In the wake of the coronavirus pandemic, auditing claims – both medical and pharmacy – continues to be a much-discussed topic. The COVID-related spike in costs was historical for some plans as new tests and services came onto the market at wildly varying costs. Depending on where a plan member sought services, the price billed for like items could be vastly different. Audits have helped untangle the details to understand what happened and prepare for similar future events. They're the only way to understand what happened for self-funded plan sponsors (large employers). The information is vital.

Specialist claim auditing firms with unique expertise and proprietary software to conduct the reviews were best positioned to help. Their services often include reviewing 100-percent of claim payments checked against dozens or hundreds of details. The post-mortem, in many cases, revealed eye-popping charges and cost trends in some areas. Mistakes and other irregularities are flagged, and sponsors are given detailed reports on their plan's performance. Only with this level of detailed insight can in-house staff work with and perform oversight of third-party administrators and pharmacy benefit managers.

The medical claims audits focus on a specific set of checkpoints. They need to review thousands of claims quickly and check for doctor fees above reasonable and customary. Also, lab test charges need to be analyzed and compared against National Correct Coding standards. Payments above or outside of standard rates need to be questioned and recovered. Redundant test pairs are a significant issue in some cases, and they're hard to ask about until plan sponsors have information. Better claim auditors are known for their thorough and easy-to-read reports with actionable information. 

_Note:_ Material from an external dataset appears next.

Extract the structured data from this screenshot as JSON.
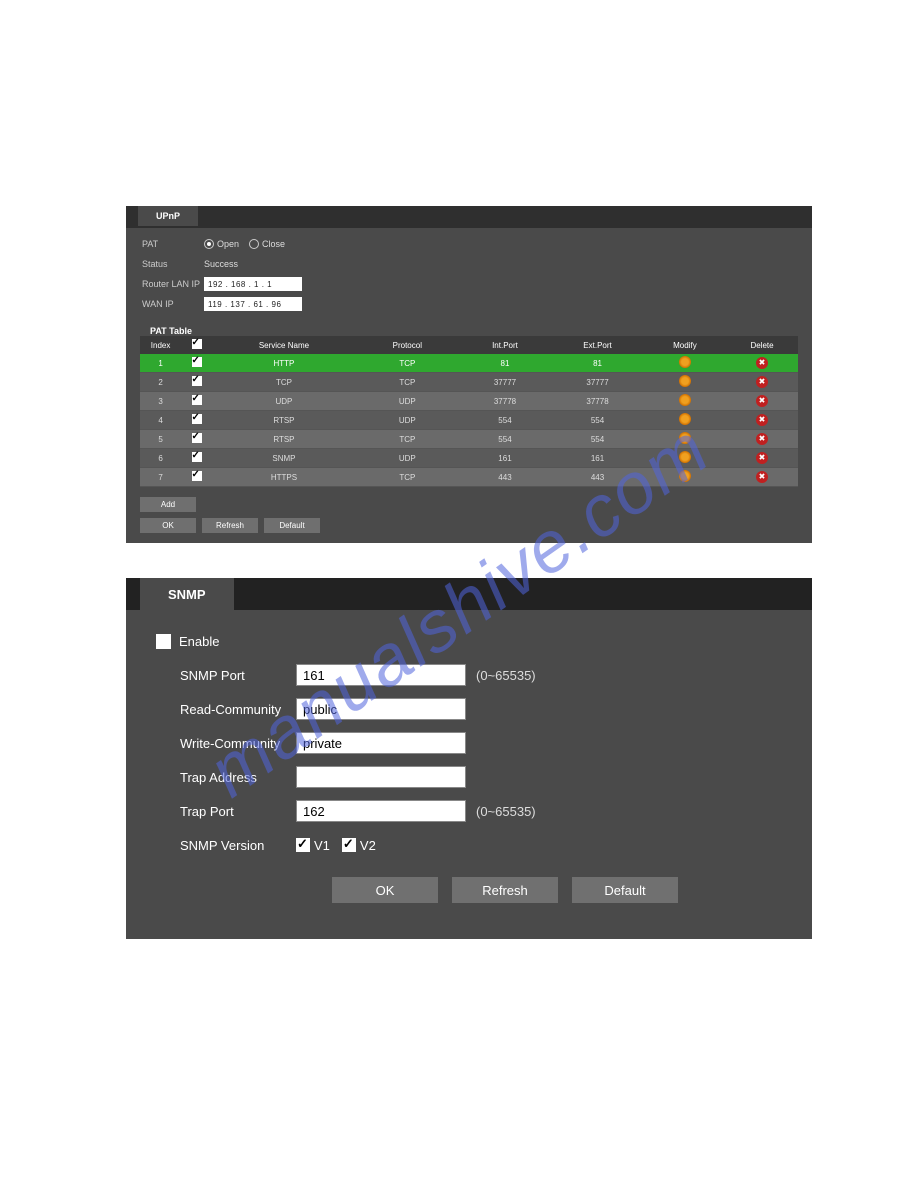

The checkpoints differ in the pharmacy portion of a claim audit but are equally numerous. Each claim needs to be checked against the formulary to look for name brands versus generics. Most plans require generics when available, and they aren't always dispensed. They're the most basic and consequential error in pharmacy claim auditing, and the number can add up to large totals. Going above quantity limits for refills is another area to scrutinize as part of utilization reviews. Providers may be unknowingly making these errors, and unless they are flagged, they can multiply over time.